#### [Required work]
Find every line in the entries that holds the string "subscription" and report it.

★ ★ ★

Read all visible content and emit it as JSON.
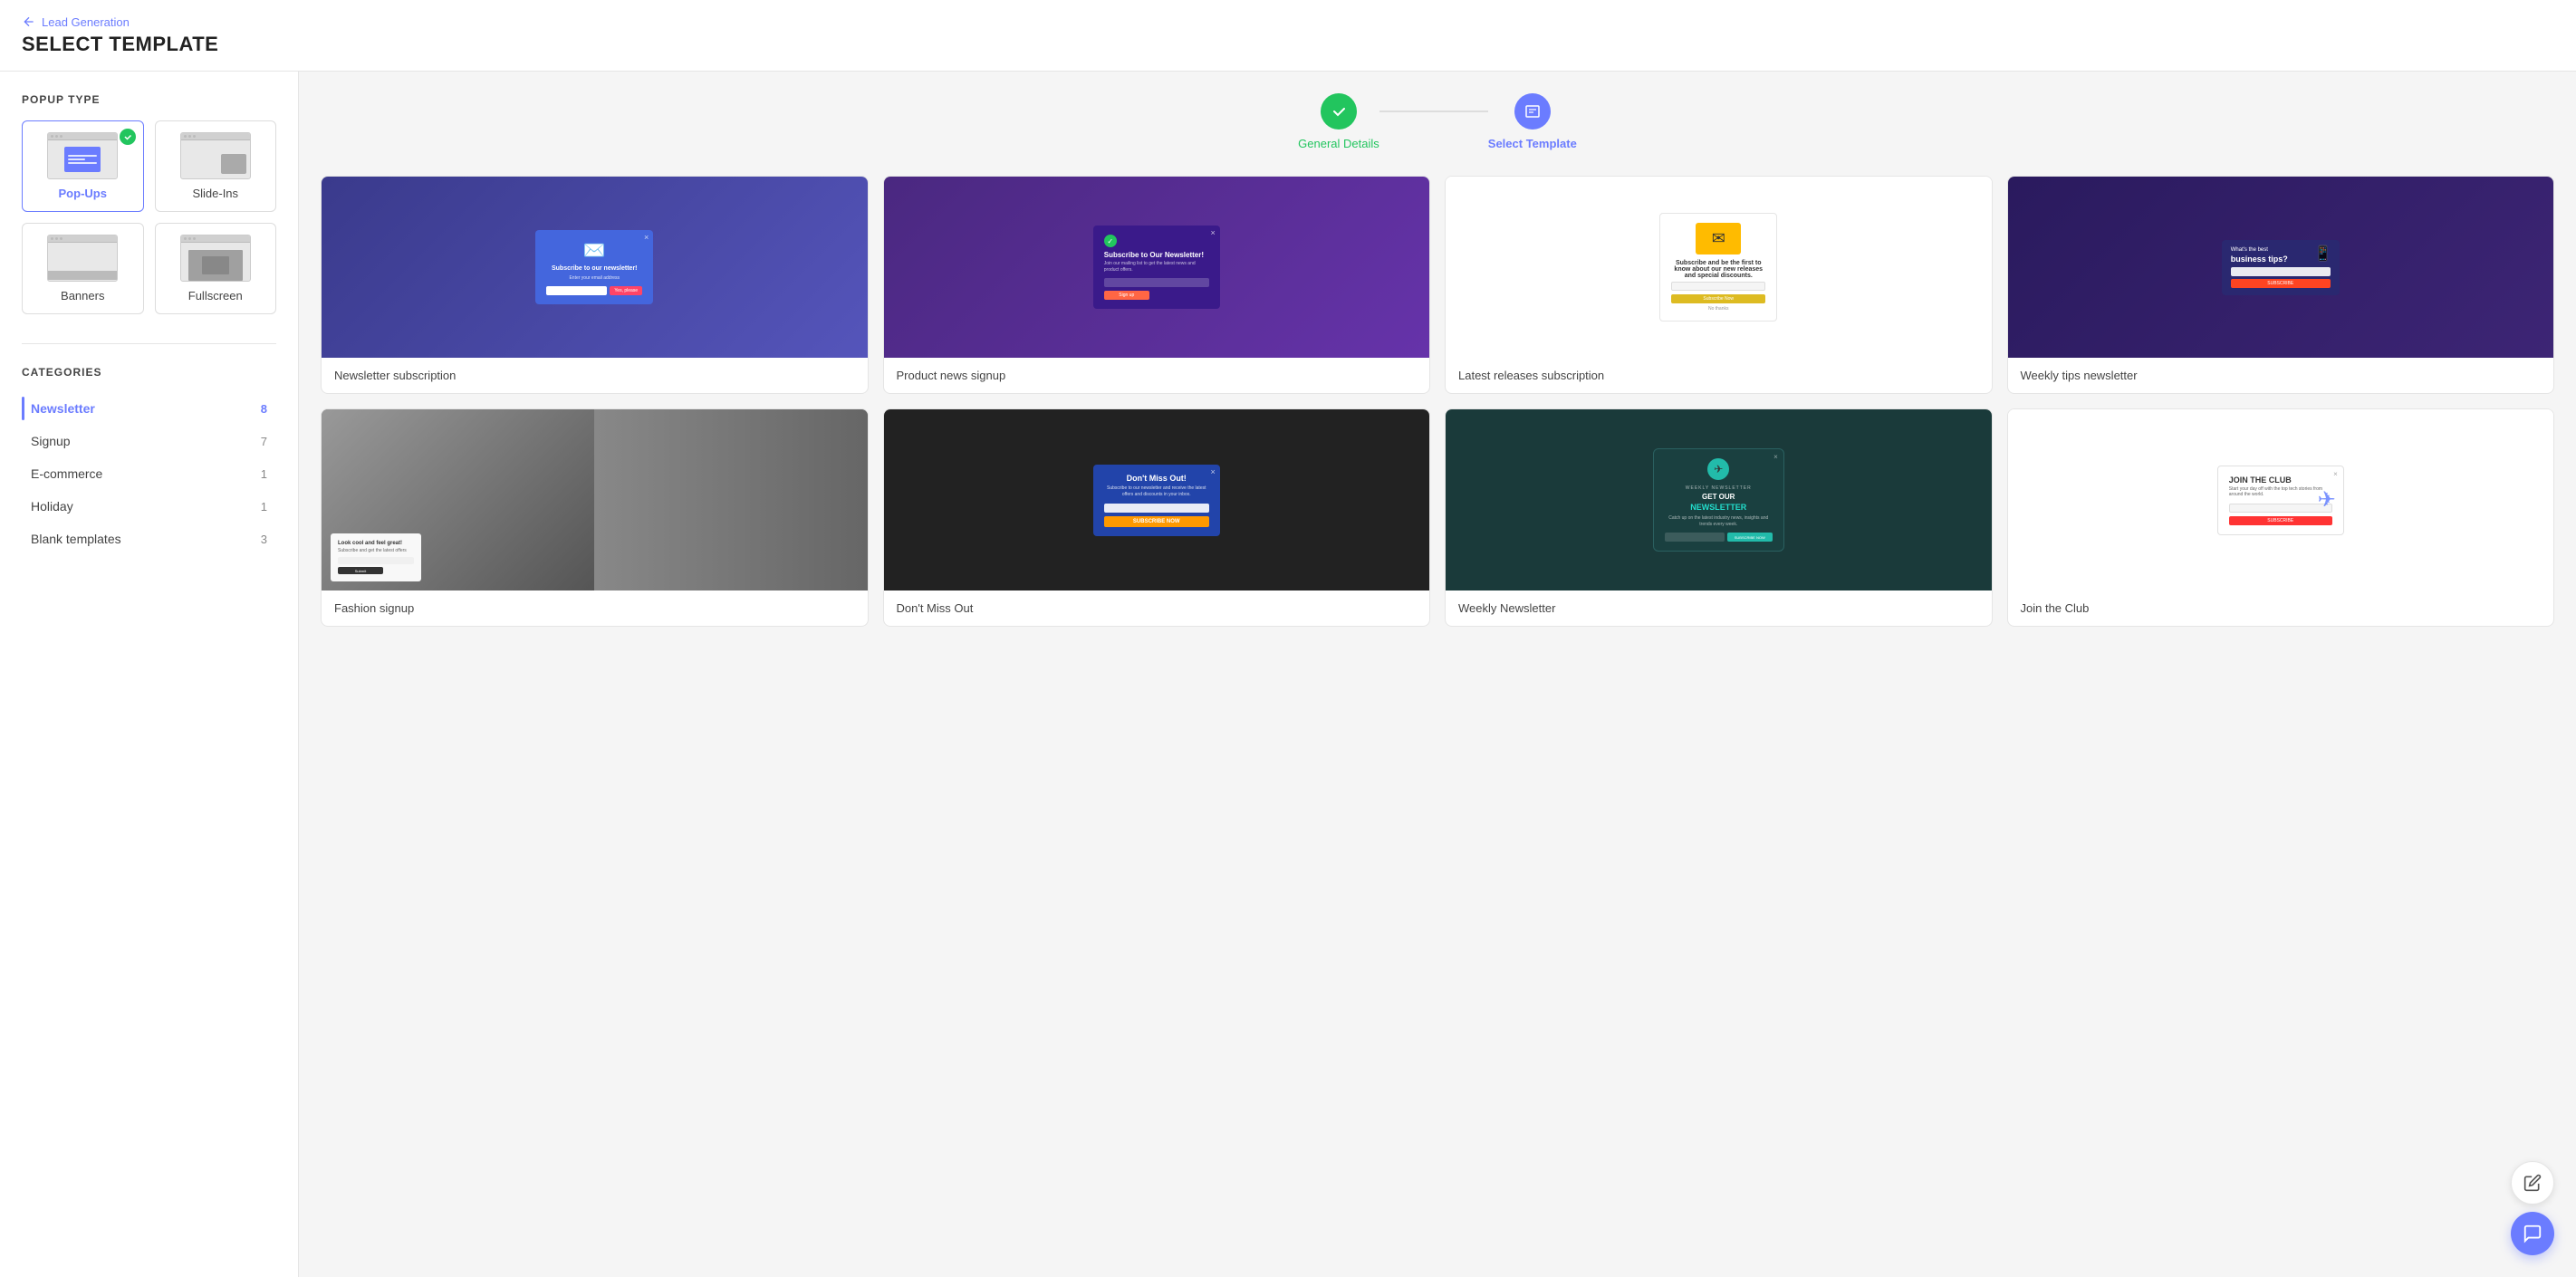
{
  "breadcrumb": {
    "label": "Lead Generation"
  },
  "page": {
    "title": "SELECT TEMPLATE"
  },
  "steps": [
    {
      "id": "general-details",
      "label": "General Details",
      "state": "done"
    },
    {
      "id": "select-template",
      "label": "Select Template",
      "state": "active"
    }
  ],
  "sidebar": {
    "popup_type_section": "POPUP TYPE",
    "popup_types": [
      {
        "id": "popup-ups",
        "label": "Pop-Ups",
        "selected": true
      },
      {
        "id": "slide-ins",
        "label": "Slide-Ins",
        "selected": false
      },
      {
        "id": "banners",
        "label": "Banners",
        "selected": false
      },
      {
        "id": "fullscreen",
        "label": "Fullscreen",
        "selected": false
      }
    ],
    "categories_section": "CATEGORIES",
    "categories": [
      {
        "id": "newsletter",
        "label": "Newsletter",
        "count": 8,
        "active": true
      },
      {
        "id": "signup",
        "label": "Signup",
        "count": 7,
        "active": false
      },
      {
        "id": "ecommerce",
        "label": "E-commerce",
        "count": 1,
        "active": false
      },
      {
        "id": "holiday",
        "label": "Holiday",
        "count": 1,
        "active": false
      },
      {
        "id": "blank",
        "label": "Blank templates",
        "count": 3,
        "active": false
      }
    ]
  },
  "templates": [
    {
      "id": "newsletter-subscription",
      "name": "Newsletter subscription",
      "preview_type": "blue-subscribe"
    },
    {
      "id": "product-news-signup",
      "name": "Product news signup",
      "preview_type": "purple-subscribe"
    },
    {
      "id": "latest-releases-subscription",
      "name": "Latest releases subscription",
      "preview_type": "white-subscribe"
    },
    {
      "id": "weekly-tips-newsletter",
      "name": "Weekly tips newsletter",
      "preview_type": "dark-tips"
    },
    {
      "id": "fashion-signup",
      "name": "Fashion signup",
      "preview_type": "fashion"
    },
    {
      "id": "dont-miss-out",
      "name": "Don't Miss Out",
      "preview_type": "miss-out"
    },
    {
      "id": "weekly-newsletter",
      "name": "Weekly Newsletter",
      "preview_type": "teal-newsletter"
    },
    {
      "id": "join-the-club",
      "name": "Join the Club",
      "preview_type": "club"
    }
  ]
}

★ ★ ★

#### [Solved exercise]
      "id": "newsletter-subscription",
      "name": "Newsletter subscription",
      "id": "latest-releases-subscription",
      "name": "Latest releases subscription",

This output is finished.